I have a weird sense of what’s comforting, but it’s any book that makes me laugh so much and yet it also helped me confront my vague sense of shame I felt being super into something that is decidedly problematic as a teenager. I had liked Twilight as a kid, and yes, I was a dumbass teenager, but just because it’s making a comeback on the internet, don’t mean I have to be ashamed and avoid it like it was the plague, just punch it and get on with my day.

It was just a phase after all, and if you’ll excuse me, I’ll be out looking for my own motherfucking vampire prince now!

Definite four and a half stars, the half for the catharsis.

Content warnings: blood, knifeplay in sex, possessive creepy behaviour from dickhead ex-boyfriends, near alcoholism, light gruesomeness

Susan reviews Iron & Velvet by Alexis Hall

Cover of Iron & Velvet by Alexis Hall, showing a close-up of a woman's face with Big Ben in the background. She is pale, wearing red lipstick, and has a hat casting a shadow over her eyes.

Iron and Velvet by Alexis Hall is the first book in the Kate Kane series, following Kate Kane, private investigator, as she attempts to investigate the magic-induced murder of a young werewolf at a vampire nightclub (and hopefully avoids the three-way supernatural war that would result).

I absolutely loved it.

It’s very trope-heavy–Kate isn’t just a private detective, she’s a human(ish) disaster of a private detective; hard-drinking, hard-living, has just lost her (work) partner, constantly on the edge of going bankrupt, unlucky in love and everything else. She is also apparently catnip to the leaders of every supernatural faction that we meet, who all want her involved in their politics, on their side, within five minutes of meeting her. Absolutely tropey, but so refreshing to see this happen with a female character.

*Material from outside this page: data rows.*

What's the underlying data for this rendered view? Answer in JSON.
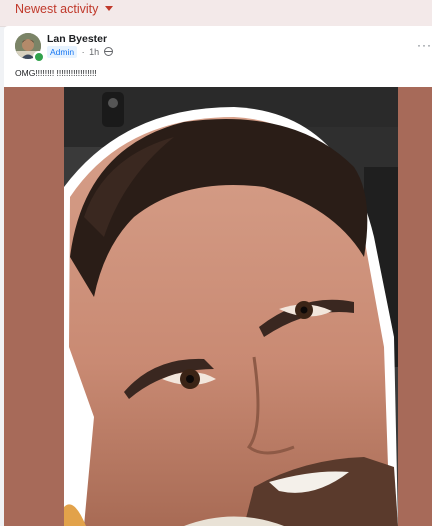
{
  "feed": {
    "sort_label": "Newest activity"
  },
  "post": {
    "author": "Lan Byester",
    "role_badge": "Admin",
    "time": "1h",
    "separator": "·",
    "more_glyph": "···",
    "text": "OMG!!!!!!!! !!!!!!!!!!!!!!!!!",
    "media_background": "#a76a59"
  },
  "colors": {
    "accent": "#c0392b",
    "online": "#31a24c",
    "badge_text": "#1877f2"
  }
}
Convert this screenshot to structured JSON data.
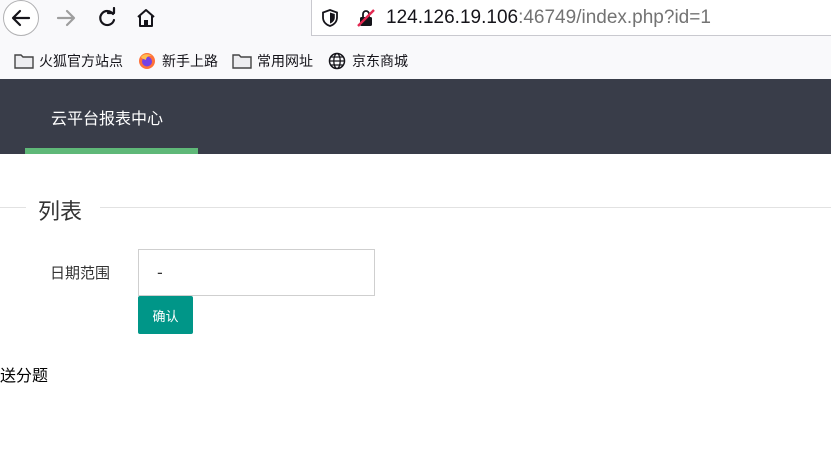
{
  "browser": {
    "url_host": "124.126.19.106",
    "url_rest": ":46749/index.php?id=1",
    "bookmarks": [
      {
        "label": "火狐官方站点",
        "icon": "folder-icon"
      },
      {
        "label": "新手上路",
        "icon": "firefox-icon"
      },
      {
        "label": "常用网址",
        "icon": "folder-icon"
      },
      {
        "label": "京东商城",
        "icon": "globe-icon"
      }
    ]
  },
  "header": {
    "title": "云平台报表中心",
    "colors": {
      "background": "#393d49",
      "underline": "#5fb878"
    }
  },
  "section": {
    "title": "列表"
  },
  "form": {
    "date_label": "日期范围",
    "date_value": "-",
    "confirm_label": "确认",
    "confirm_color": "#009688"
  },
  "footer_text": "送分题"
}
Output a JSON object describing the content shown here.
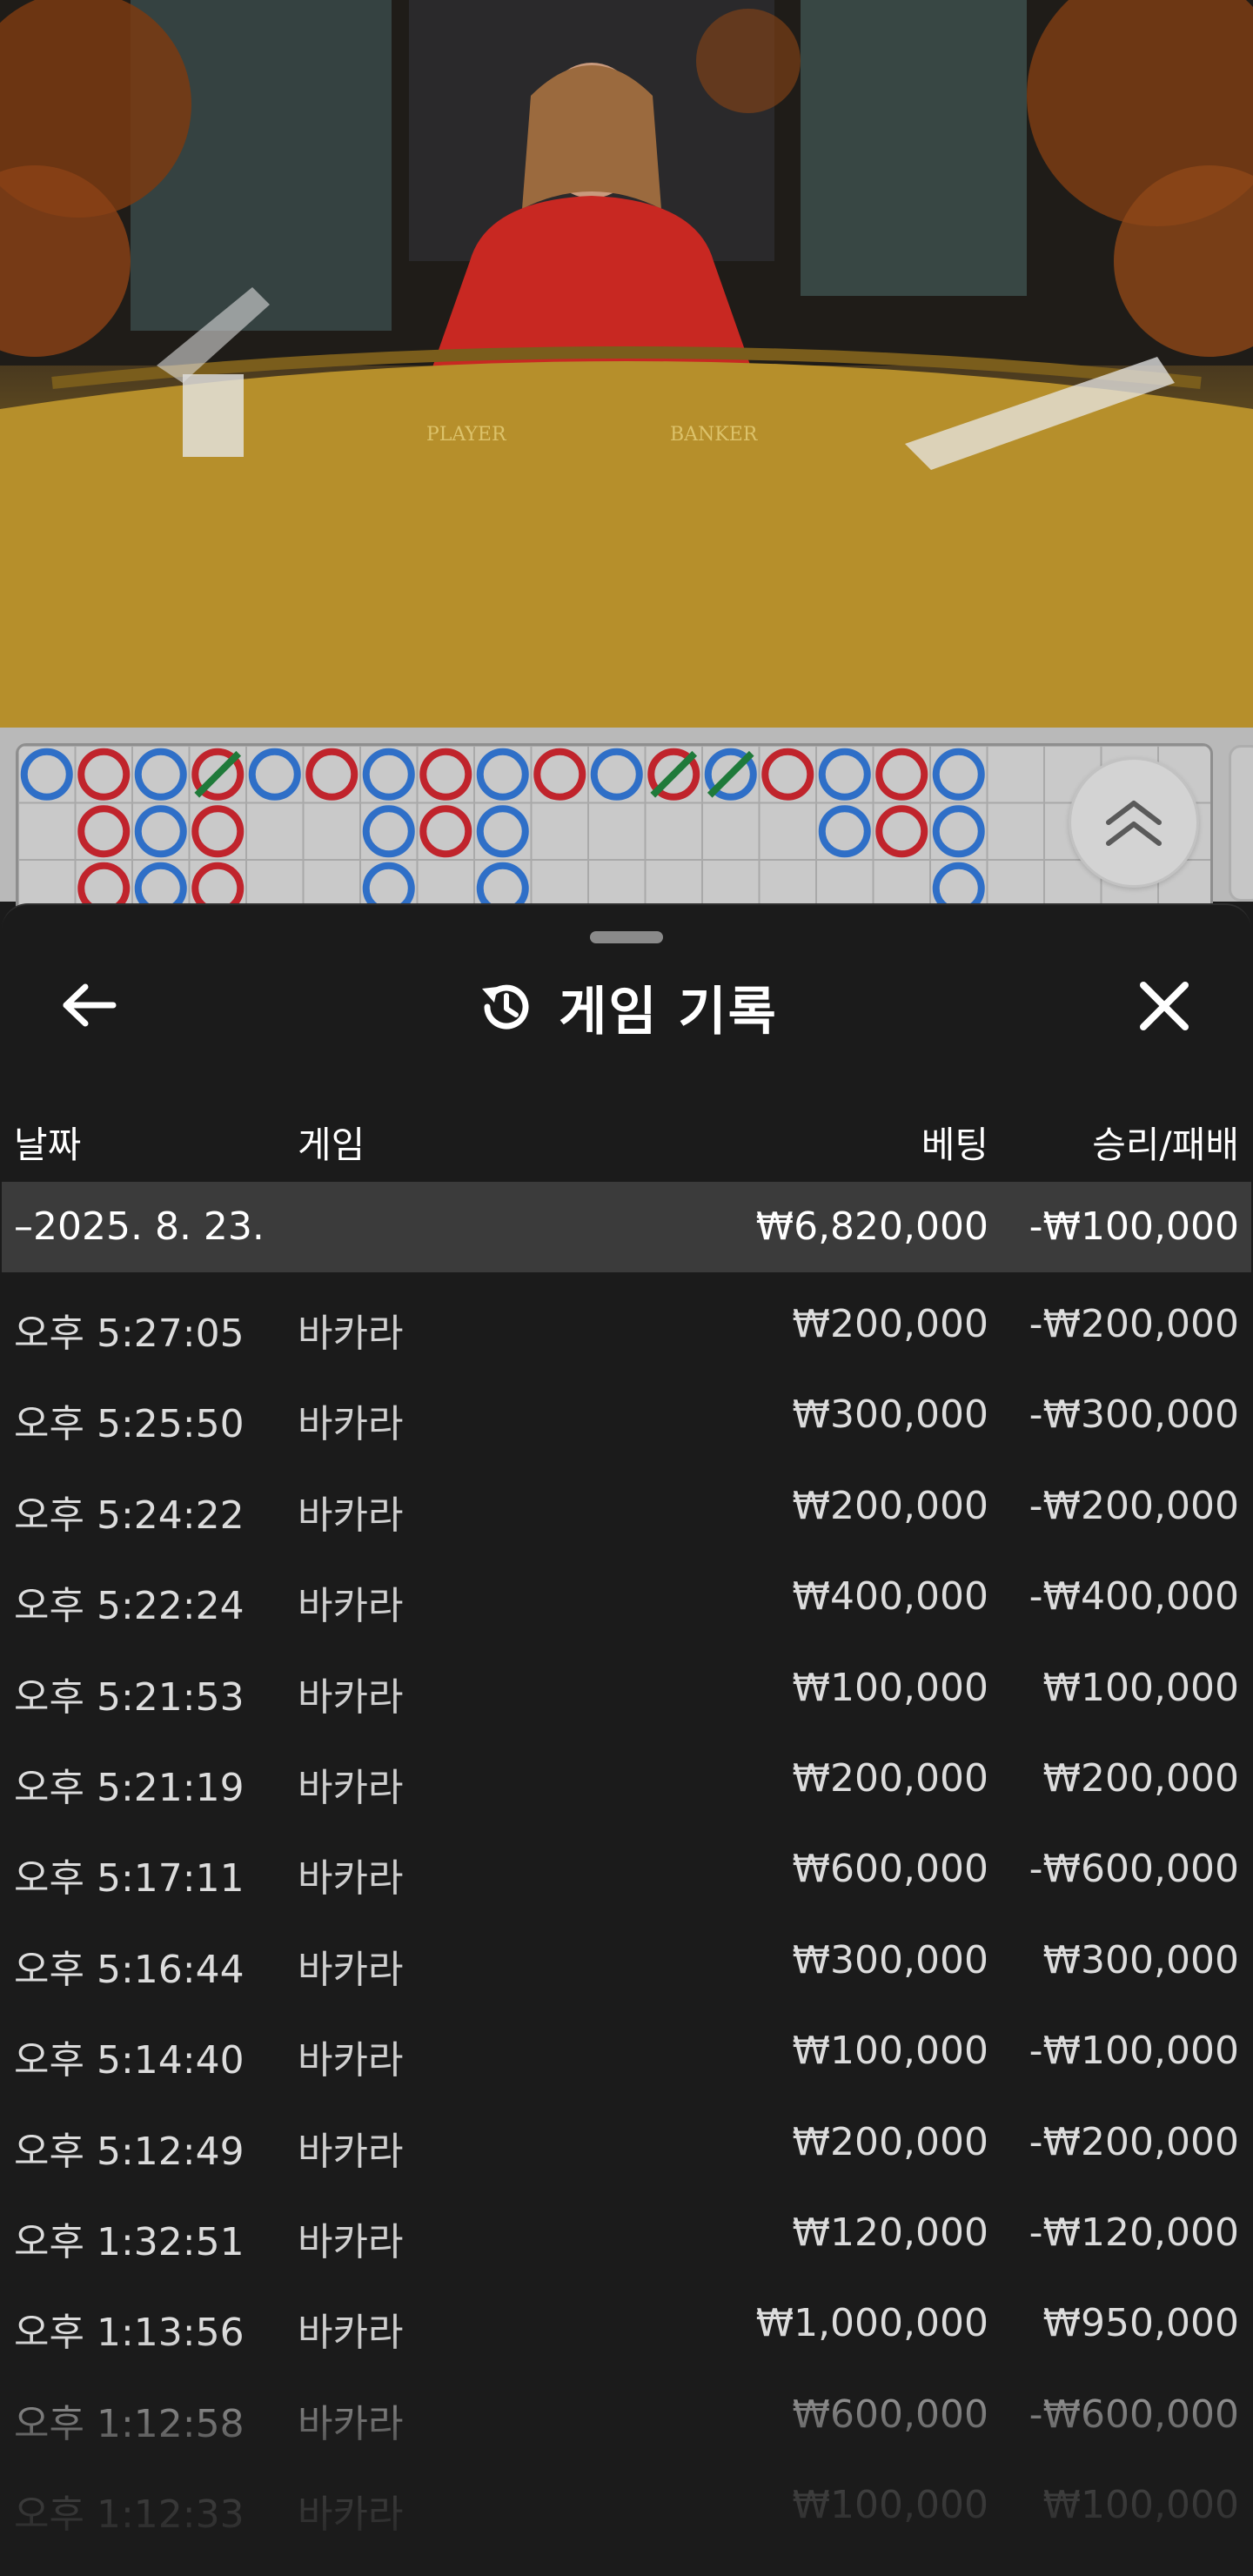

On top of this, many of the tropes it uses are subverted; for example, there is a casual take-down of the Vampire In A High School Dating Teenage Girls trope where the narrative makes it explicit that this is creepy. Plus, the the world building is really well done. The way the politics fits together is interesting, as is how werewolves work socially and how urban mages work at all, and seeing how the system maintains itself from the point of view of someone on the fringes is fun. Plus: most of the cast is queer, in all different ways! And the story manages to have both pulpy action, humour, and serious emotional moments all mixed up together!

I think I liked the romance–Julian, the vampire prince that Kate falls in love with, is charming and funny, even if their relationship gets intense really fast. I was not kidding about how quickly all of the leaders move! The way that she narrates her past as a story feels like obvious telegraphing, and in some ways it feels like her actions don’t always have the repercussions or impact I’d expect, but I really like the emotions around hers and Kate’s relationship, and the way the Iron and Velvet does specifically deal with the ripple effect this has on Kate’s social circle.

It’s not perfect, of course – I’ve mentioned that Julian’s narration sometimes tends to telegraph, but there are also developments that come straight out of nowhere to counterbalance them, and the ending is a jumbled mess. But it’s a jumbled mess that I love despite its flaws! In some ways, I love it because of its flaws, because Iron and Velvet is fun, pulpy urban fantasy, revisiting familiar tropes and making them queer. It’s excellent.

Caution warnings: Centuries old vampire dating a high-school girl; references to past stalking and abuse; assault.

Susan is a library assistant who uses her insider access to keep her shelves and to-read list permanently overflowing. She can usually be found writing for Hugo-nominated media blog Lady Business or bringing the tweets and shouting on twitter.